I was very fortunate that my father had written a book a few years earlier, so he put me in touch with a publishing consultant who helped find me the right developmental editor and designer. Without the consultant’s help, I’m not sure I would have gotten everything done. The editor came back with comments, and I spent about two months doing a heavy rewrite to flesh out details and rework the structure. There was another round of editing, which was mostly copyediting at that point, and then I hired a proofreader.
Once I understood the various publishing options, I decided to self-publish for two key reasons: First, as an entrepreneur I had spent a significant amount of time raising money. That process seemed similar to pitching a book to publishers, and I just didn’t want to do that dog-and-pony show again. I knew I was a no-name author writing about failure. I didn’t want to get rejected. Second, it could take as long as two years before a publisher would release the book, and I thought my story would be stale by then. I hope that I’ll be running another company soon, so the book wouldn’t mean much to me if I had to wait that long.
I spent between $5,000 and $7,000 on editorial, design, and production. I printed a thousand paperback copies and a small number of hardcovers for family and friends, then printed another five hundred copies after Amazon placed a large order. I’m not a self-promoter by nature, but I decided to put a small budget into publicity efforts.

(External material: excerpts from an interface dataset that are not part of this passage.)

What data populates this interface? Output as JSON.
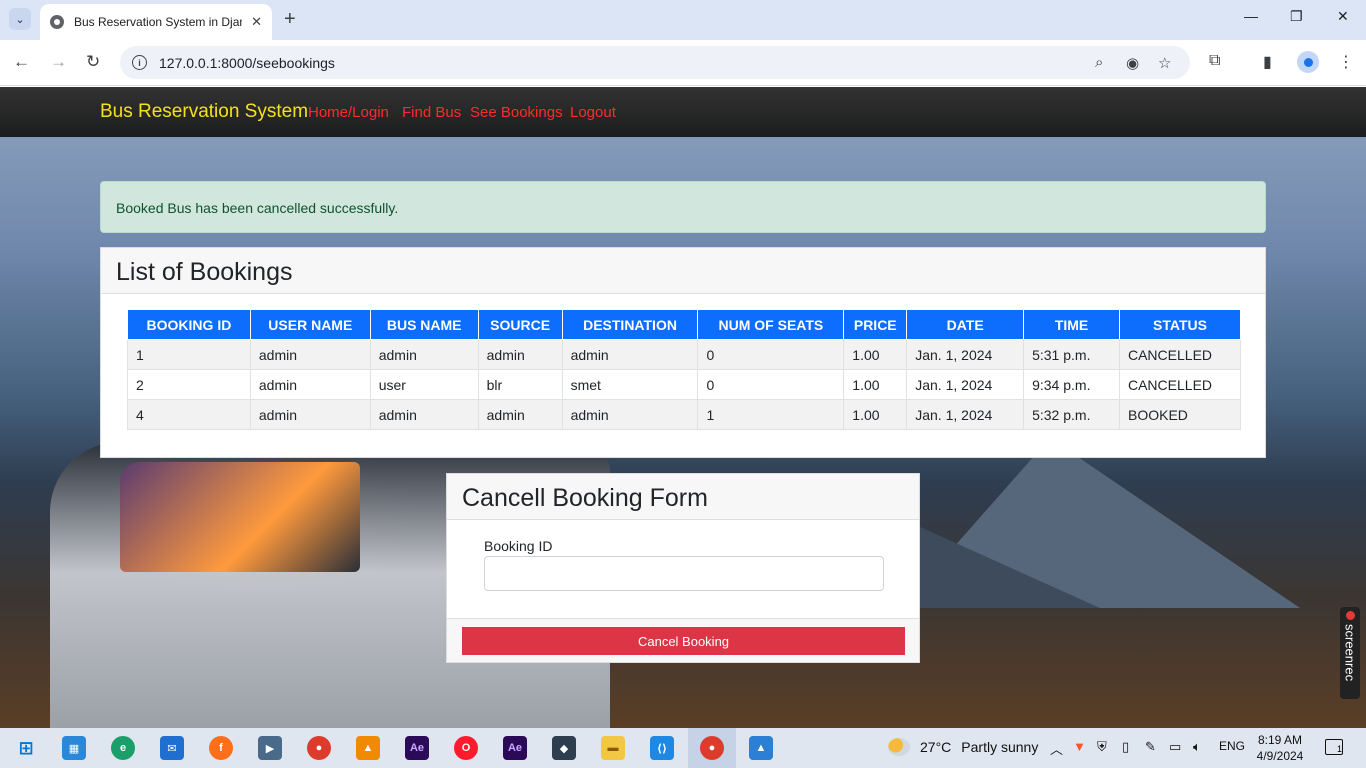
{
  "browser": {
    "tab_title": "Bus Reservation System in Djan",
    "url": "127.0.0.1:8000/seebookings"
  },
  "navbar": {
    "brand": "Bus Reservation System",
    "links": [
      "Home/Login",
      "Find Bus",
      "See Bookings",
      "Logout"
    ]
  },
  "alert": {
    "message": "Booked Bus has been cancelled successfully."
  },
  "bookings": {
    "title": "List of Bookings",
    "columns": [
      "BOOKING ID",
      "USER NAME",
      "BUS NAME",
      "SOURCE",
      "DESTINATION",
      "NUM OF SEATS",
      "PRICE",
      "DATE",
      "TIME",
      "STATUS"
    ],
    "rows": [
      [
        "1",
        "admin",
        "admin",
        "admin",
        "admin",
        "0",
        "1.00",
        "Jan. 1, 2024",
        "5:31 p.m.",
        "CANCELLED"
      ],
      [
        "2",
        "admin",
        "user",
        "blr",
        "smet",
        "0",
        "1.00",
        "Jan. 1, 2024",
        "9:34 p.m.",
        "CANCELLED"
      ],
      [
        "4",
        "admin",
        "admin",
        "admin",
        "admin",
        "1",
        "1.00",
        "Jan. 1, 2024",
        "5:32 p.m.",
        "BOOKED"
      ]
    ]
  },
  "cancel_form": {
    "title": "Cancell Booking Form",
    "label": "Booking ID",
    "value": "",
    "button": "Cancel Booking"
  },
  "overlay": {
    "screenrec": "screenrec"
  },
  "taskbar": {
    "weather_temp": "27°C",
    "weather_desc": "Partly sunny",
    "lang": "ENG",
    "time": "8:19 AM",
    "date": "4/9/2024",
    "notifications": "1"
  },
  "colors": {
    "brand": "#f7e01d",
    "nav_link": "#ff2b2b",
    "table_header": "#0d6efd",
    "cancel_button": "#dc3545",
    "alert_bg": "#d1e7dd"
  }
}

I hired Tricia van Dockum-Hedman at Ollie Media in San Diego and spent $2,500 for a three-month campaign that focused on radio and print. Without the efforts of a publicist, the book is likely to get lost. But even with help, publicity can be difficult. You have to toot your own horn, and that can be uncomfortable. Some authors may fear failure. What if you publicize the book and no one buys it? For me, what proved most challenging about promotion was staying in the headspace of my company’s failure. I had poured so much into building my business, and I had found a certain amount of closure. I want to share my story, but it’s hard to stay fervent about beating the drum when you’re trying to move on.

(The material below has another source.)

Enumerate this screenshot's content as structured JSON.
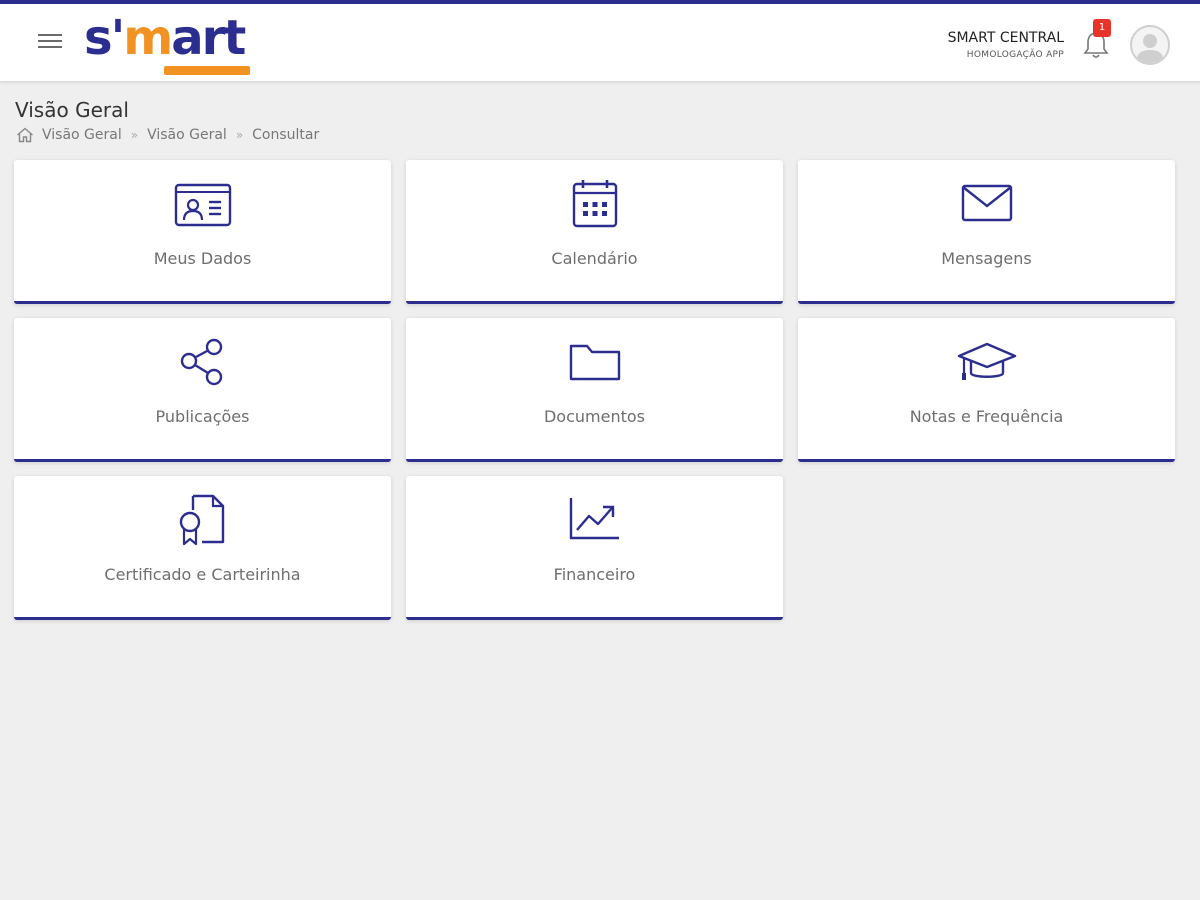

In the end I tried to write an accessible story that would be compelling to both readers who had no interest in lending or business and people who work in finance or banking. I tried to share my insights without getting on a soapbox or preaching too many lessons. I wanted to make sure I was taking personal accountability as I recounted what happened, as honestly and authentically as I could. There were some accounts that were unflattering to me and others, but I chose to include them because they were part of the story. Most people involved knew I was planning to write a book, and while I was concerned about offending some of them, I was most concerned about sticking to my truth. Ultimately I tried to approach the book with humor and humility, and turn failure into something useful. My mom and her friends, who aren’t interested in business, found it amusing, and I hope entrepreneurs will be both entertained and enlightened.
My advice to other authors thinking of self-publishing:
• Start with an outline. I probably wasted days staring at the computer not writing anything. An outline would have helped me organize my thoughts.
• Share your writing with more people. Other than my wife, I didn’t let anyone read the book until the second draft. I thought I didn’t want other people’s opinions, but having some feedback earlier would have been useful.
• Try to write every day, even for a half hour. When I was writing only on weekends, it was hard to keep my train of thought. It took a few hours of sitting to get back into the writing, and that was very frustrating.